Owlet Bonfire Night is celebrated on 5th November. Enjoy bonfire night with fireworks and merrymaking transpiring in Owlet, West Yorkshire this evening.
Savor a dazzling professional show of fireworks illuminating the twilight sky as we remember Guy Fawkes Night in Owlet.
Discover delicious hot grub and liquids from local outlets for the rest of the evening. Patronise local cafes and drinking joints at the close of the show to continue the bonfire evening celebrations.
Amongst the event there might be live performance music relayed in some stations plus amusement park rides, but this will be subject to the occasion representatives in this definite location.
Residents and non-locals throw themselves in processions and parties, savor firework displays and undisputably bonfires. There are several sites that suit lots of people’s preferable merrymaking manner.
Guy Fawkes Night is held every year on November 5. It is occasionally nicknamed Bonfire Night and honors the day of observance of the disclosure of a plot contrived by Catholic schemers to level the Houses of Parliament in London in 1605. Many people start bonfires and touch off fireworks.
For you to understand the rationale why honor Bonfire Night, then you should learn the the yesteryears.

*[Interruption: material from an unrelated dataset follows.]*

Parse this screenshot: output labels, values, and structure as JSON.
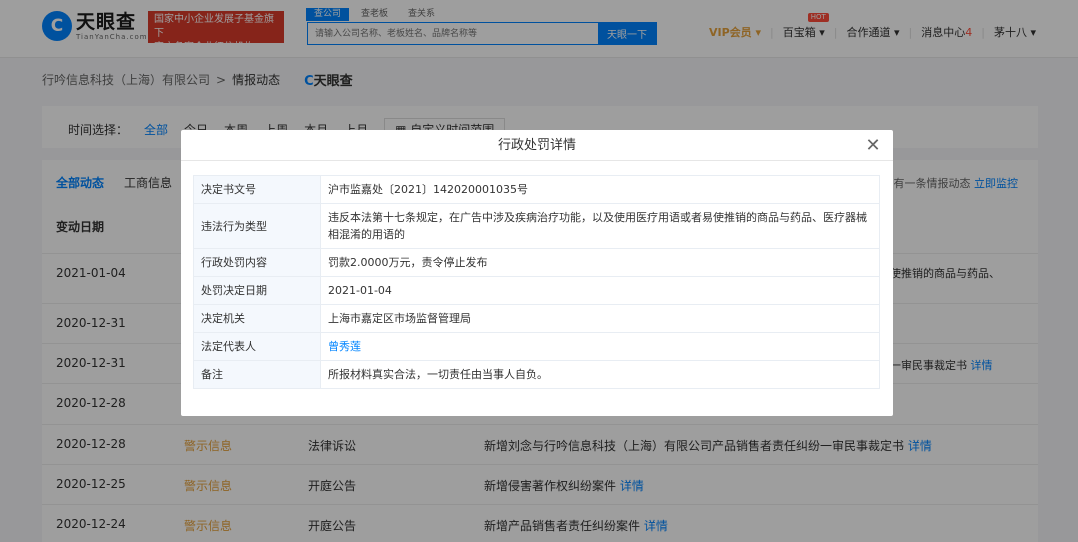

The night goes back to 1605 to the Gunpowder Plot. That year, certain Catholic revolutionaries went against the Monarchy challenging the persecution of the Catholic church.
As per the leadership of King James 1, Catholics came under attack. This unfolded given that the king supported Protestants. A group of catholic men countered by leveling the Houses of parliament.
The instrument to be used for the assault were casks of gunpowder placed underneath the structures. They were to be exploded once the king and other office holders were in parliament.
The attack was set for 5th November in 1605. The conspirers hoped to assassinate the monarch in the act plus other renowned people within the house responsible for persecuting the Catholic church.
The expected devastation was botched when law officers became aware of the plot before Guy Fawkes could ignite the gunpowder.
It’s claimed that the failure of the Gunpowder Plot was due to differences between the conspirators. Some were apprehensive with the plan as a result of the destruction it would have caused, and one of them notified the state by sending an anonymous note.
The same evening, those loyal to the Monarch rejoiced the failed strategy and his safety by starting bonfires and lighting fireworks. From that time, it grew to be a regular occasion that has been passed down the generations.
Bonfire Night is honored as a tribute of the abortive attempt by Catholic conspirators to assassinate the king and other sovereign officers in 1605. The night additionally serves as a pointer of the risks faced by politicians.
You should not forget that Bonfire Night is not a formal public holiday. It’s similar to a ceremony celebrated by protestants more than Catholics whose followers were responsible for the scheme.